THE BLOG

Calling on Health Workers to Mobilize to End Female Genital Mutilation

02/06/2015 06:00 am ET | Updated Apr 08, 2015
UNFPA/Omar Kasrawi

Nancy Tomee is a young woman from the Pokot community in Kenya, where female genital mutilation (FGM) is traditionally practiced as a rite of passage to womanhood.

Female genital mutilation comprises all procedures involving the partial or total removal of the external female genitalia or other injury to the female genital organs for non-medical reasons. It currently affects some 130 million girls and women in 29 countries in Africa and the Middle East, and millions more girls like Nancy are at risk each year.

When Nancy's family decided she was old enough to undergo FGM, she refused and escaped by struggling free and running away. Nancy resisted FGM for seven long years, during which she endured much bullying and abuse.

When Nancy returned home after completing her primary education, her parents again pressured her to undergo FGM. She was able to avoid that fate once more thanks to a local group that persuaded her parents to allow her to undergo an alternative rite of passage.

Today, she is 21 years old and a passionate advocate for other girls who want to escape FGM. In September 2014, Nancy was invited to speak at the United Nations Headquarters about her efforts to end the practice. I had the chance to meet Nancy during her visit and was deeply impressed by her courage and determination. She told me she would like to become a medical doctor someday to protect girls from practices like FGM.

Today is the International Day of Zero Tolerance for Female Genital Mutilation, and this year's theme is a call to action for health workers around the world to mobilize against FGM. The United Nations Population Fund (UNFPA) and the United Nations Children's Fund (UNICEF) lead the largest global program to accelerate the abandonment of FGM, with a focus on 17 countries in Africa and the Middle East.

As underlined by our Executive Directors, health workers are uniquely credible and influential in their communities and can take a leadership role in eliminating the practice.

FGM is not only a violation of human rights, deeply rooted in social norms and tradition, it also has serious consequences for the lives and wellbeing of girls and women.
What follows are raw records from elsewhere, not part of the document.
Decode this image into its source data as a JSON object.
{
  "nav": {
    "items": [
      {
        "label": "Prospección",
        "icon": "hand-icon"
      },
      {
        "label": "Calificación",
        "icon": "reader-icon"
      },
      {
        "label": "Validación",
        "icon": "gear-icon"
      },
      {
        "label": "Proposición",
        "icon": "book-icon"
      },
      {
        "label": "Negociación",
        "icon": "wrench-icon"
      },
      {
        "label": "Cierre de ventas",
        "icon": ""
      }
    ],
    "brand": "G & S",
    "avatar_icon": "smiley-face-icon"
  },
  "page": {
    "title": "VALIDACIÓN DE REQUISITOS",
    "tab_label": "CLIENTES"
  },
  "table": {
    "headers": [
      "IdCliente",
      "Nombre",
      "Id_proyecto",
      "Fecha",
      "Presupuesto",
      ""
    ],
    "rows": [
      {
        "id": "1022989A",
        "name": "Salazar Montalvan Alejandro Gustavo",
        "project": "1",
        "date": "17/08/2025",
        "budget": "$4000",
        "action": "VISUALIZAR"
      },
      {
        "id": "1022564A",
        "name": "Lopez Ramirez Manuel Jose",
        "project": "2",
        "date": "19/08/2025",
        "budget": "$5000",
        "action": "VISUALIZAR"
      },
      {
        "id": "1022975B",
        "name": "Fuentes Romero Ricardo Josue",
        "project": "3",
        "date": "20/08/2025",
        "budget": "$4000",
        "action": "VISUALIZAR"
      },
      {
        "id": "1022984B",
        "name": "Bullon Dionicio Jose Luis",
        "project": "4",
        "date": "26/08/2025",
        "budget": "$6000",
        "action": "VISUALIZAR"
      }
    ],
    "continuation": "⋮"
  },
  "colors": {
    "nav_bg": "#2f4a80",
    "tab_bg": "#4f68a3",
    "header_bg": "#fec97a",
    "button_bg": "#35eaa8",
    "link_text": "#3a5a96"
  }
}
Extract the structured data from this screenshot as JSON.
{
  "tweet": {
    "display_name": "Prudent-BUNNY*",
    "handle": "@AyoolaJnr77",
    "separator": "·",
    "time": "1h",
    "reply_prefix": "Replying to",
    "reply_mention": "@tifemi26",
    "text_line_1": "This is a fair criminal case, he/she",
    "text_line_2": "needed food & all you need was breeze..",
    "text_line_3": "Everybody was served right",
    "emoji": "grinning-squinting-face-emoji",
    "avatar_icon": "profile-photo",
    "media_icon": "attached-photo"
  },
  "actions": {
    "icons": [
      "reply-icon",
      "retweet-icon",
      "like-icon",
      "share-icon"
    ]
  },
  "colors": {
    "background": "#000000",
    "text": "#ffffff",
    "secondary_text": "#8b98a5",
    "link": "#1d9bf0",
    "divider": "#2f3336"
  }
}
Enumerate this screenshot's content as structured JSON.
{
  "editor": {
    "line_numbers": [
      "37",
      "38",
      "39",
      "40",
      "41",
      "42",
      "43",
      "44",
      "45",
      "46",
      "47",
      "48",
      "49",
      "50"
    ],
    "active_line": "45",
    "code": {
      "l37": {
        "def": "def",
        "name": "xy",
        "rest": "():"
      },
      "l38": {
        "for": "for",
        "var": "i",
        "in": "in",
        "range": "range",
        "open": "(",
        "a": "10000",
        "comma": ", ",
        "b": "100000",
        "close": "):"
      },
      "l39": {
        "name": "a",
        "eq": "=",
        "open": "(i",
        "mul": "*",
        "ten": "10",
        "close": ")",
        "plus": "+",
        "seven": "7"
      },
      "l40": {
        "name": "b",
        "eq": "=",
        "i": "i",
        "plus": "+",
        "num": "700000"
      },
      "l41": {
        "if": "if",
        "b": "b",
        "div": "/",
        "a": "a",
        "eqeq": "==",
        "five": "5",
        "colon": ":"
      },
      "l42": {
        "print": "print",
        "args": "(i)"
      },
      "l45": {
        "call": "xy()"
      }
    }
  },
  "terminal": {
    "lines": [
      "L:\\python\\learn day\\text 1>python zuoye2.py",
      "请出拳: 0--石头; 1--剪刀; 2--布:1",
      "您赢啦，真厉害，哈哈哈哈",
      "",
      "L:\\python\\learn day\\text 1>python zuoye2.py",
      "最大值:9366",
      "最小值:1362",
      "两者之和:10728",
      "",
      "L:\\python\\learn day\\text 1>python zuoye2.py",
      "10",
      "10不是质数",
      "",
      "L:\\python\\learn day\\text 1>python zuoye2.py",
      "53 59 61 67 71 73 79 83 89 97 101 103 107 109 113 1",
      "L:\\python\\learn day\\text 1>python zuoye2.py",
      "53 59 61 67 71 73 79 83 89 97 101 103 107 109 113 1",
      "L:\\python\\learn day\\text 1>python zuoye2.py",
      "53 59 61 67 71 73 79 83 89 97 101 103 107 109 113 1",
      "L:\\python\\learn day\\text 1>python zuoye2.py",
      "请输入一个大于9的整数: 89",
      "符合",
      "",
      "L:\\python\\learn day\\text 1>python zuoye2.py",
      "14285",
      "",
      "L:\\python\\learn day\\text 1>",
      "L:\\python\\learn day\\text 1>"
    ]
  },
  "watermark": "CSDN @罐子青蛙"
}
In addition to the immense pain and suffering, it is a threat to maternal and newborn health. Women that have undergone FGM face an increased risk of obstetric complications. They are also more likely to see their childbirth end in stillbirth, and children born to women that have undergone FGM are more likely to die in early infancy.

The sad reality is that some health professionals succumb to social pressure to perform FGM. Around one in five girls that have undergone FGM have been cut by a trained health care provider. In some countries, the numbers can be as high as three in four girls. There have been reports of some health workers taking payments to perform FGM. This cannot be ignored. Laws and medical guidelines must clearly and unequivocally condemn such actions and ensure that violations are met with consequences.
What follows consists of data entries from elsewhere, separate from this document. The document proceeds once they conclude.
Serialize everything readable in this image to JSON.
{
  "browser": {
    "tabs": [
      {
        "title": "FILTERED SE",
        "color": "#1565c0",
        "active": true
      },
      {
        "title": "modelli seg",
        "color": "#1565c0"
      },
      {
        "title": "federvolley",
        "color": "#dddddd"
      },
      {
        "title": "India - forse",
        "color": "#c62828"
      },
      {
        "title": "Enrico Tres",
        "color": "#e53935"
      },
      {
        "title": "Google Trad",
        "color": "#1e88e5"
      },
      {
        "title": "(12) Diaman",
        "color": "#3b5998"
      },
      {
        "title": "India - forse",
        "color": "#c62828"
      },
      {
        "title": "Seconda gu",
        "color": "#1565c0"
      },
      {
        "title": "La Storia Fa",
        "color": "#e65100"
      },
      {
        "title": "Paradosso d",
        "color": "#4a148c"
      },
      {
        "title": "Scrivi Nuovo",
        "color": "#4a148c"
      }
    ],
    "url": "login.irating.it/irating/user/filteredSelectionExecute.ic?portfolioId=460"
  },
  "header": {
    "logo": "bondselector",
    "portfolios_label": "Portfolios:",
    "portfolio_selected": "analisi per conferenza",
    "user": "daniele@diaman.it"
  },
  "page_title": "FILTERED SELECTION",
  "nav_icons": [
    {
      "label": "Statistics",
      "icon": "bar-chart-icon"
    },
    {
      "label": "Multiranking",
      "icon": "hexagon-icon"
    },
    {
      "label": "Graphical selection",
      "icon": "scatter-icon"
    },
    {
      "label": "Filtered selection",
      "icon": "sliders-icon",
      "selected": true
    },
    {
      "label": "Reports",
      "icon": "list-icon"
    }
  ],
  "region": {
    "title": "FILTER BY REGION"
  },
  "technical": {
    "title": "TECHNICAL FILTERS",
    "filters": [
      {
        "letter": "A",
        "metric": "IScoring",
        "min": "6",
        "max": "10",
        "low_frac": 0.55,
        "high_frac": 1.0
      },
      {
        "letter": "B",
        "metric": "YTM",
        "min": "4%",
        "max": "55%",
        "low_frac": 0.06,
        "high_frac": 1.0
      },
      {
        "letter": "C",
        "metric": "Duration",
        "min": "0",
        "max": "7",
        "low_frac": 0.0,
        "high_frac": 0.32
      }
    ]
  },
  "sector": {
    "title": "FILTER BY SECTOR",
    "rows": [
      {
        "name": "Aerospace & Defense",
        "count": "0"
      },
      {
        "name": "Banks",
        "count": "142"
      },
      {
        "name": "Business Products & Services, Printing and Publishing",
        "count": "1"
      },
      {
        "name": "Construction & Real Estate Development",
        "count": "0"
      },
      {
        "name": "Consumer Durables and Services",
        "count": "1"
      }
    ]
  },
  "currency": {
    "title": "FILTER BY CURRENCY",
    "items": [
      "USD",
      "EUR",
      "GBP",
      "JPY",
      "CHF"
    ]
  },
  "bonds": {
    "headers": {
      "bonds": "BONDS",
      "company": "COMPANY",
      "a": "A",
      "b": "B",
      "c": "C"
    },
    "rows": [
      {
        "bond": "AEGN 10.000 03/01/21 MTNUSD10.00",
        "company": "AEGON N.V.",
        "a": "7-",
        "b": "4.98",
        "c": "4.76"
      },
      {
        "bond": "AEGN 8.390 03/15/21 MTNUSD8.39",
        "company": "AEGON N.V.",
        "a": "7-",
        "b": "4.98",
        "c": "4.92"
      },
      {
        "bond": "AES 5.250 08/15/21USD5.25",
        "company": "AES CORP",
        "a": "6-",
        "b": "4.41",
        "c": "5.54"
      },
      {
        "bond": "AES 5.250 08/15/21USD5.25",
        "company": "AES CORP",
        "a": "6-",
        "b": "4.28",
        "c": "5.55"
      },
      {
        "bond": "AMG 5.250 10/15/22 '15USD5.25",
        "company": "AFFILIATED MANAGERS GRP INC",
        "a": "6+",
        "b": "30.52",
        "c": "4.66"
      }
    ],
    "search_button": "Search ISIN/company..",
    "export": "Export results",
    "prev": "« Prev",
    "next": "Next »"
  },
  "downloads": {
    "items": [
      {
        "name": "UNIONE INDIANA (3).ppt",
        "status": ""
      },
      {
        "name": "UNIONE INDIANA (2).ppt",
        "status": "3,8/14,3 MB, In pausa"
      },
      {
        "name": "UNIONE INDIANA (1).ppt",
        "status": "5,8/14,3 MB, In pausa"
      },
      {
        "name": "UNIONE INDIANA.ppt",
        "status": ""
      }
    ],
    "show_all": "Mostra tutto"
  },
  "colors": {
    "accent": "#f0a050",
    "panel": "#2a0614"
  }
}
Partners like Johnson & Johnson provide generous support to UNFPA's efforts to strengthen the capacity of midwives. In addition, the UNFPA-UNICEF Joint Program helps strengthen health workers' skills in FGM prevention and care in 17 countries.

Health workers are increasingly standing up against the practice. Today, in Mauritania, a woman giving birth to a baby girl knows that her midwife will inform her about the harms of FGM and will intervene if someone tries to pressure her into it. This is because the National Association of Midwives has publicly declared that it opposes FGM and that it will actively promote its abandonment in the communities that its members serve.

The Joint Program also supported Burkina Faso to strengthen the capacity of as many as 300 health workers to eliminate FGM and set up a hospital program to repair the consequences of the practice.

These and many other inspiring actions are being taken by health workers in grassroots communities to show their determination to put an end to FGM. And even if you are not a health worker, you can speak out and take action.

I am therefore challenging you as readers:

What can you do to help us eliminate female genital mutilation in this generation?

Editor's Note: Johnson & Johnson is a sponsor of The Huffington Post's Global Motherhood section.